What is needed here is every line of the records that includes "DEMO".

=== The data ===

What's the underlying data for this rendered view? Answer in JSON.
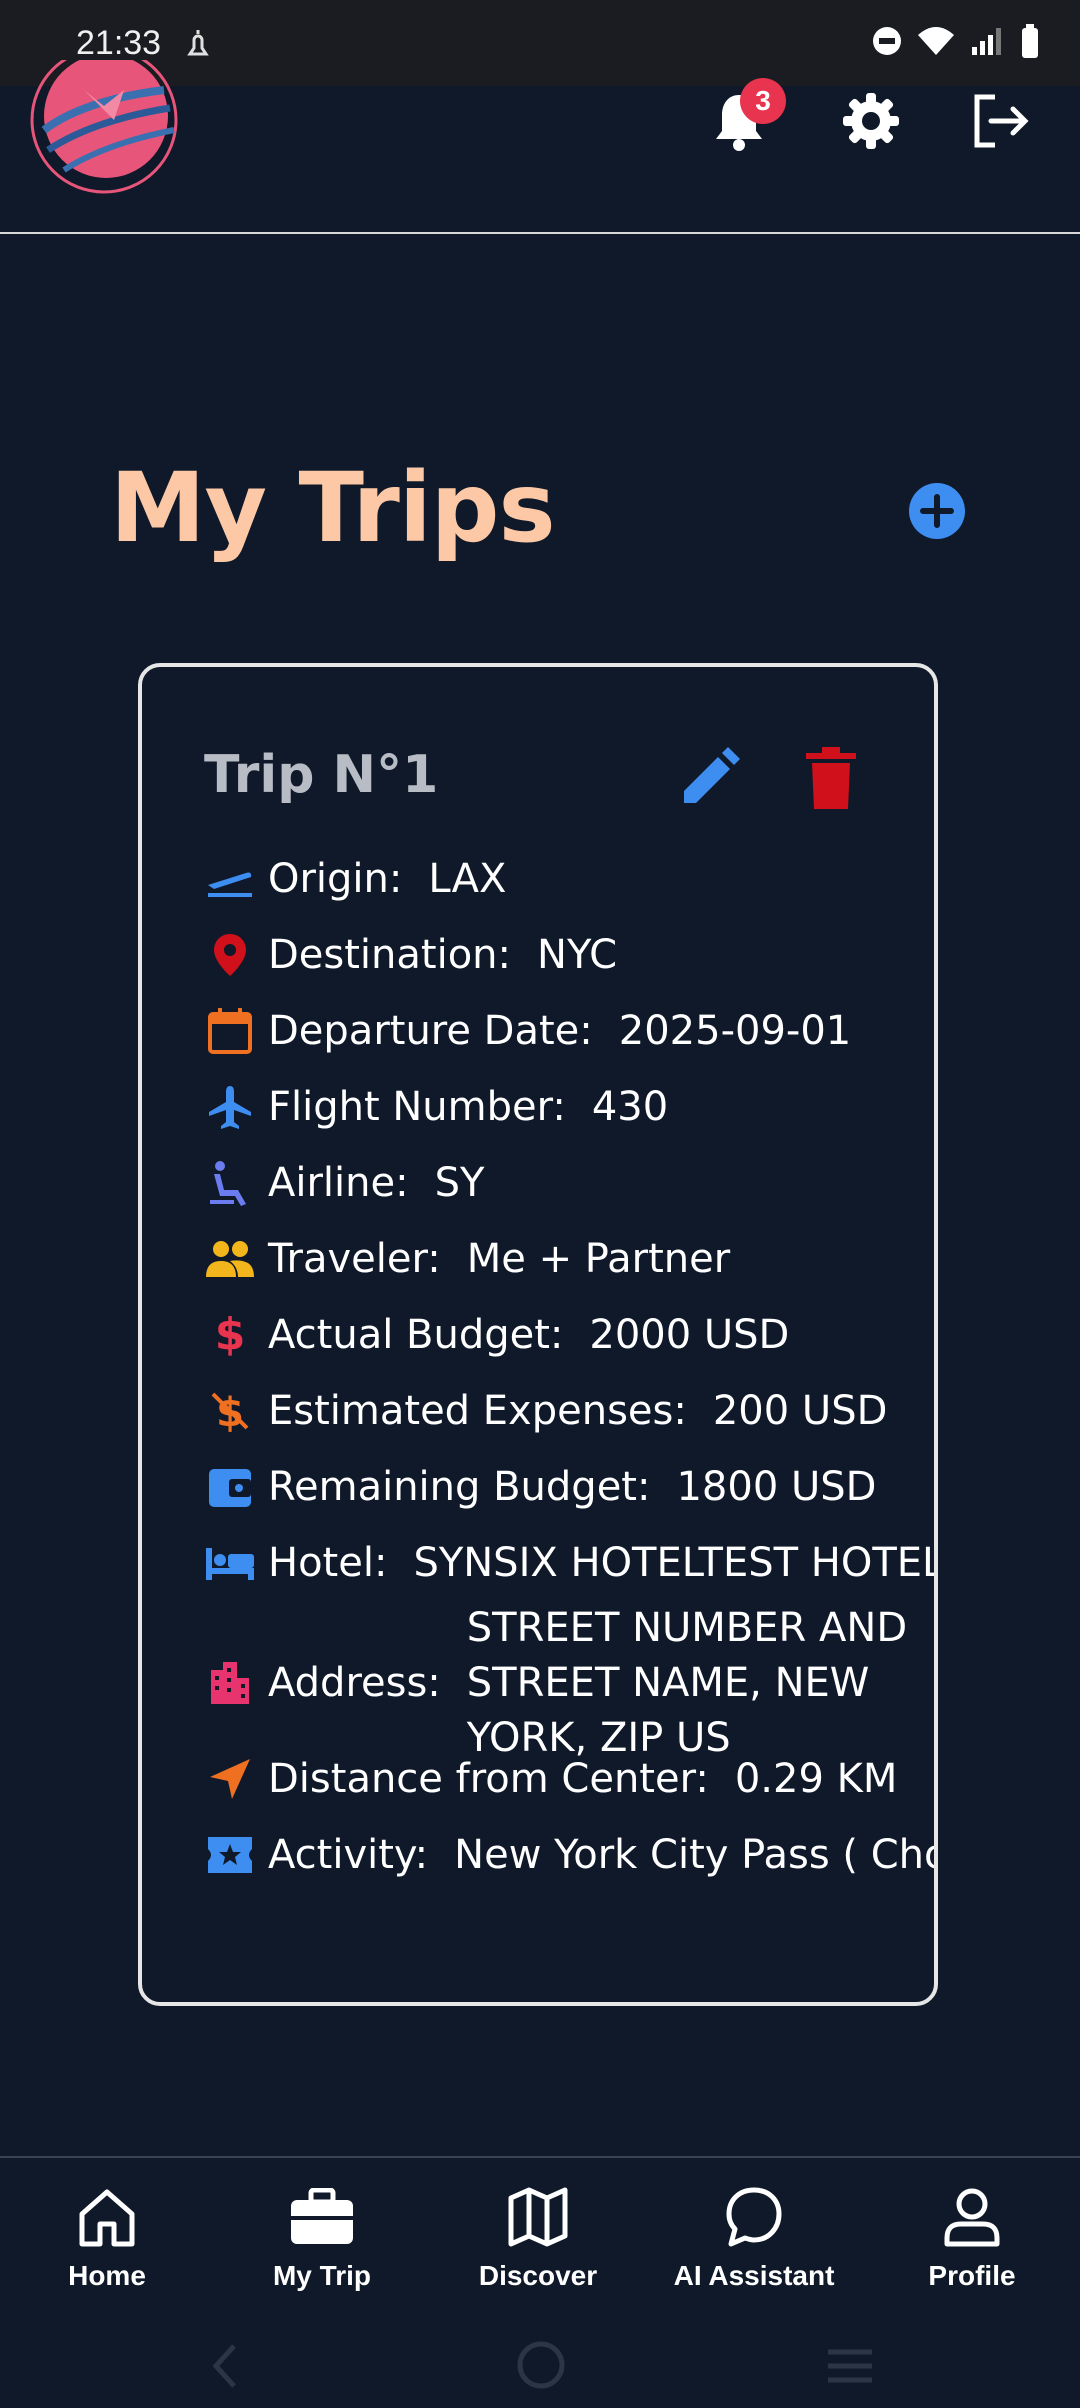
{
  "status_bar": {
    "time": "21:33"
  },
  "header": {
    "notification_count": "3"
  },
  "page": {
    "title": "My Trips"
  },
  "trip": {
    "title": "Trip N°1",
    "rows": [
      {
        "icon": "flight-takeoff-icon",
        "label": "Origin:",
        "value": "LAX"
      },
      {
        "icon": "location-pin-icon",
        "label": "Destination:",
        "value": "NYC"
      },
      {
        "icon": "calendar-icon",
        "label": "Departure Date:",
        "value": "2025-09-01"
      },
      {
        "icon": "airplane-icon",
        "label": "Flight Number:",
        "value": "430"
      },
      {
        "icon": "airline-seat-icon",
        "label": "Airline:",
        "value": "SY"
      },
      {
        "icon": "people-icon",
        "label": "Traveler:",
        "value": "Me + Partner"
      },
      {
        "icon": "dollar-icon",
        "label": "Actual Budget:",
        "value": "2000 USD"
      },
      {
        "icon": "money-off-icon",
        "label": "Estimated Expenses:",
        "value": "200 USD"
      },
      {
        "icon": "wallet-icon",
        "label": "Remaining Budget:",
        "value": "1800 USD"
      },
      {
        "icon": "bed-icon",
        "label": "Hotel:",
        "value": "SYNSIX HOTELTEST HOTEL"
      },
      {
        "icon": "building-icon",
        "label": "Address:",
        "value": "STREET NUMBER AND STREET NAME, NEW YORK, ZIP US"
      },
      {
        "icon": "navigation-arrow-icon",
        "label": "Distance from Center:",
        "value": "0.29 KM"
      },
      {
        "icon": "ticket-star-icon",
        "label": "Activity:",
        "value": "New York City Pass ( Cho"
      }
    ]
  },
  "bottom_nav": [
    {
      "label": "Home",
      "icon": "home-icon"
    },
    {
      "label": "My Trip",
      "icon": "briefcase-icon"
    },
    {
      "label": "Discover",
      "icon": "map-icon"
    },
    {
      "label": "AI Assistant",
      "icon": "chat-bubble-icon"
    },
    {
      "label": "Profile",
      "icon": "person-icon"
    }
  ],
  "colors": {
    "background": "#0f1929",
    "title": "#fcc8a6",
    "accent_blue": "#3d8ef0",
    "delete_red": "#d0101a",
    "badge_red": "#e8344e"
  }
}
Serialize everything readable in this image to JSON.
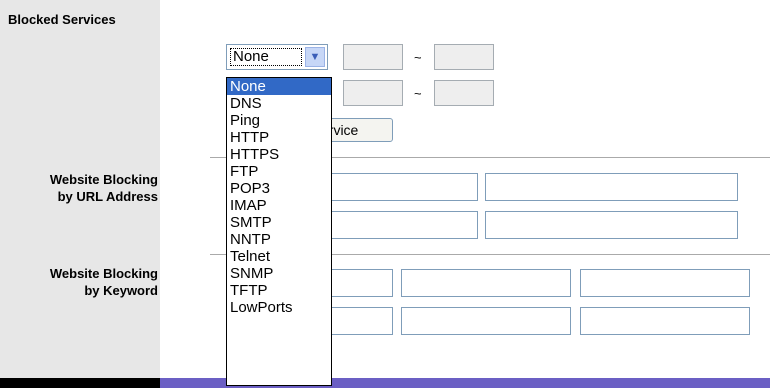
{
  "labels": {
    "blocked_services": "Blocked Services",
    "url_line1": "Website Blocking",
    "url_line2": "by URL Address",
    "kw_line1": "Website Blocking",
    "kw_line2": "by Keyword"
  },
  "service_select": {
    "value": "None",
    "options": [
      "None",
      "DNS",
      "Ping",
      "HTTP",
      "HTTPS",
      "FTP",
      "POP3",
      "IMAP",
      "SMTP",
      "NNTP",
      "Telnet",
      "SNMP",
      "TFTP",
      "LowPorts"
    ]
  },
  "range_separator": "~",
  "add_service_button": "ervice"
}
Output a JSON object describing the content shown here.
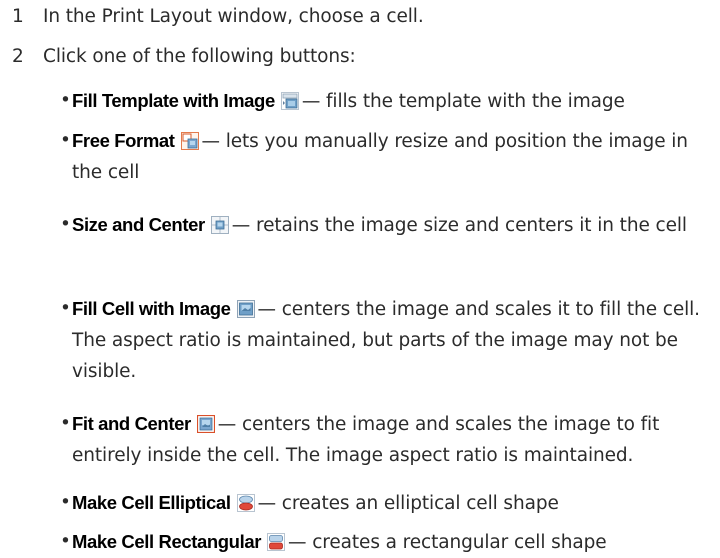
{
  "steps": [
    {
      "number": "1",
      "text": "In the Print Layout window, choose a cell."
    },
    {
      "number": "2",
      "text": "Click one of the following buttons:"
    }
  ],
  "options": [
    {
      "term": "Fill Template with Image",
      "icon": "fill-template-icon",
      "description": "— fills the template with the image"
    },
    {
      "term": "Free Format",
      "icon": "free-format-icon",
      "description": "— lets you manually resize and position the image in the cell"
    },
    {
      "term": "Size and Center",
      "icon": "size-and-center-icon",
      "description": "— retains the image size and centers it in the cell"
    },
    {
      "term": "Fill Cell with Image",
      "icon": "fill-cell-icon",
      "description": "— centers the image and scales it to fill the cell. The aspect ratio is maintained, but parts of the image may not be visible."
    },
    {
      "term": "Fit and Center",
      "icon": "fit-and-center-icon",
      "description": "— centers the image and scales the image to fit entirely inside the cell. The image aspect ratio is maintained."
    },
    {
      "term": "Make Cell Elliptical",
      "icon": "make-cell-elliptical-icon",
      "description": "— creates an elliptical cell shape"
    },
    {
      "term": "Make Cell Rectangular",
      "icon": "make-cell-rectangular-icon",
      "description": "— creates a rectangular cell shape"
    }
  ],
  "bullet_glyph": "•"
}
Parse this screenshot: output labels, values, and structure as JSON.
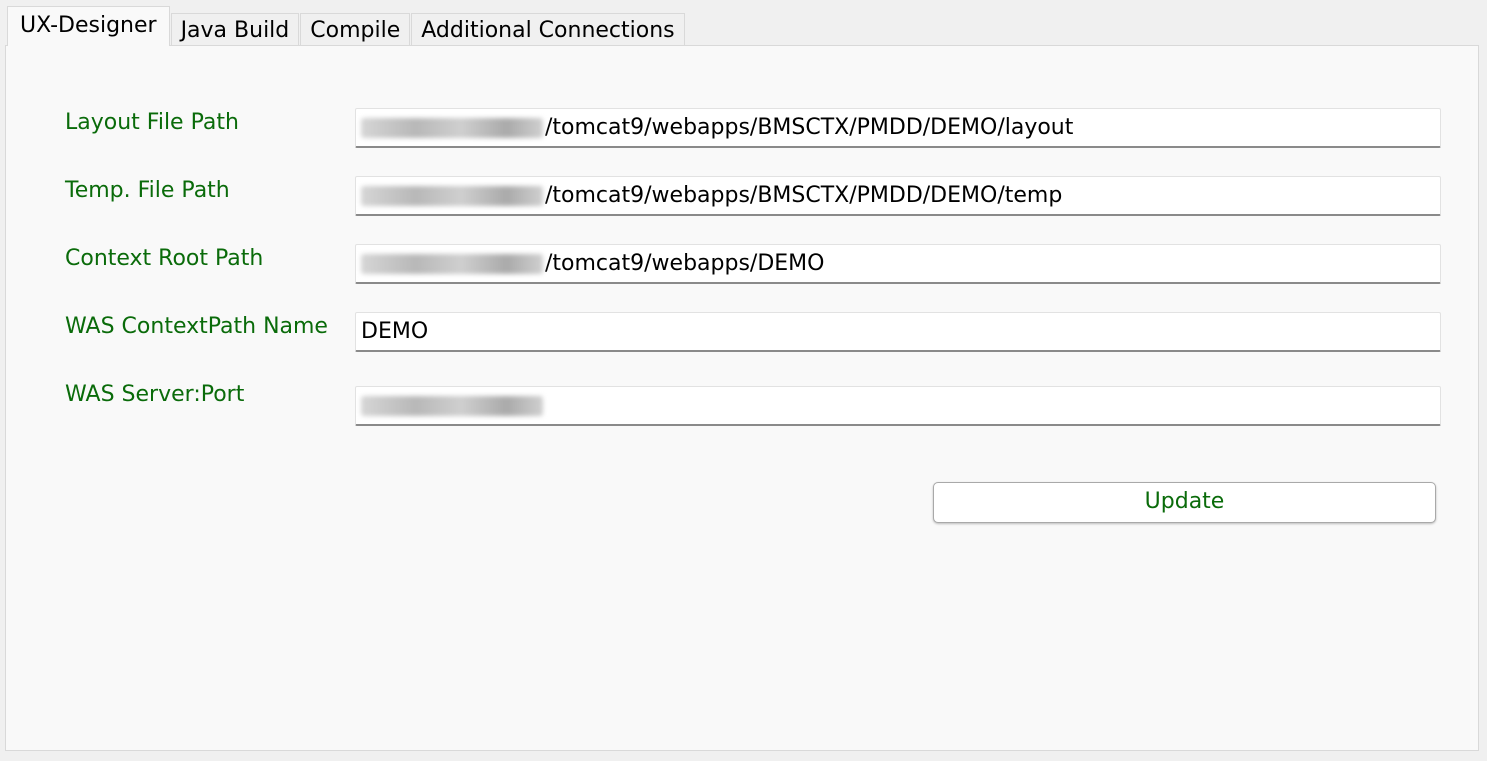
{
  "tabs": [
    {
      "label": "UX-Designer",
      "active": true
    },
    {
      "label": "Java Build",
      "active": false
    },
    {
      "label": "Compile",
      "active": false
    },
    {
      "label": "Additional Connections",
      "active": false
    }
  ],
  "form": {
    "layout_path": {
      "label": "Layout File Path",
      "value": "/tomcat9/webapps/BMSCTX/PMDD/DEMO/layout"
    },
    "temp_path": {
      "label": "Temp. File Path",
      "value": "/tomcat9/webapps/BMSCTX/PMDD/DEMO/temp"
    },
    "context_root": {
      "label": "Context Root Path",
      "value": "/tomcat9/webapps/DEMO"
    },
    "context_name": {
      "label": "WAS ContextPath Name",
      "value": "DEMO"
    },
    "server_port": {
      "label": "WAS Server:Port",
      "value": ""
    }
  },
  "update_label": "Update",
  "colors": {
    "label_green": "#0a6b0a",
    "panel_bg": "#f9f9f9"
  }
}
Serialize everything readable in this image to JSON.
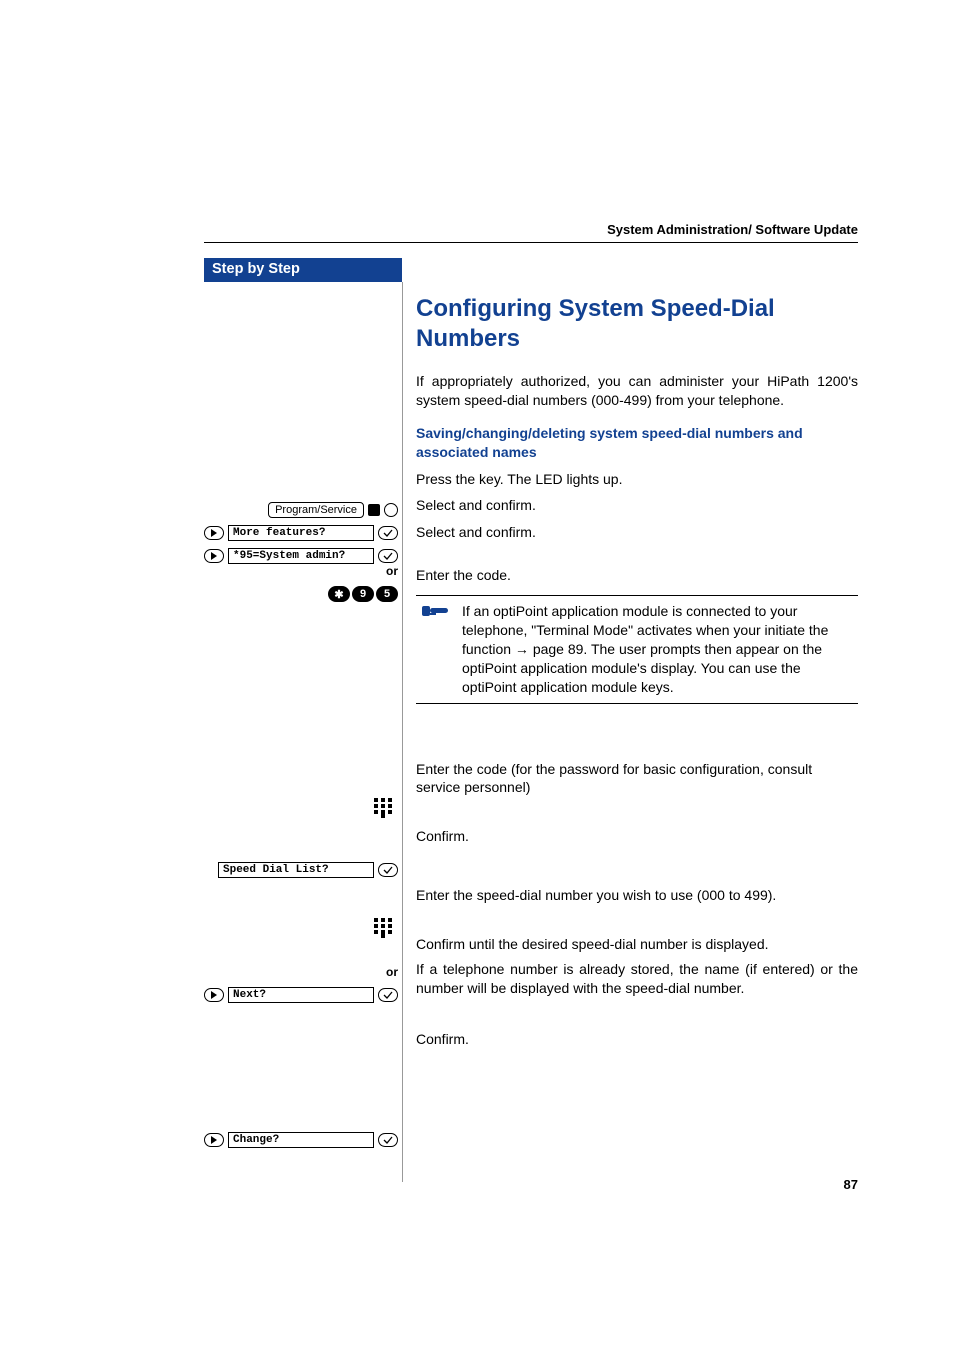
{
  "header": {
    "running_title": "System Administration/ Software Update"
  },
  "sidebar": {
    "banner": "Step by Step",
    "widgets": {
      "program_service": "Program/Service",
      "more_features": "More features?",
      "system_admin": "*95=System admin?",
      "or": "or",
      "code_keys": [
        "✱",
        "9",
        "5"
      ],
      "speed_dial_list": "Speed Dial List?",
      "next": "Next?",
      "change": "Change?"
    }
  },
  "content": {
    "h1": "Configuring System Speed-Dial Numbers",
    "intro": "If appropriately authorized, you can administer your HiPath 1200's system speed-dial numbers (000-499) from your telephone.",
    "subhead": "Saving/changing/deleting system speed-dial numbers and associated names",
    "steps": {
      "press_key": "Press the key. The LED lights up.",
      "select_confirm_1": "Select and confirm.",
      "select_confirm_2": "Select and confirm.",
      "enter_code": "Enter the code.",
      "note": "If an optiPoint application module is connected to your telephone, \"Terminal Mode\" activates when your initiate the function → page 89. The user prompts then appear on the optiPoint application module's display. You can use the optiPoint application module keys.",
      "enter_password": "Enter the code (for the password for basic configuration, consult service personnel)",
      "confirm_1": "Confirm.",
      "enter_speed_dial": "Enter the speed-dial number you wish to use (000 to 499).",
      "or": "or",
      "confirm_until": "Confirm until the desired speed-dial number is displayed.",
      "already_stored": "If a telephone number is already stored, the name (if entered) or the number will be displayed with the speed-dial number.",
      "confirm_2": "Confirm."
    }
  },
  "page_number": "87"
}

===

▶ **Output for this task**
      "value": "/tomcat9/webapps/BMSCTX/PMDD/DEMO/layout"
      "value": "/tomcat9/webapps/BMSCTX/PMDD/DEMO/temp"
      "value": "/tomcat9/webapps/DEMO"
      "value": "DEMO"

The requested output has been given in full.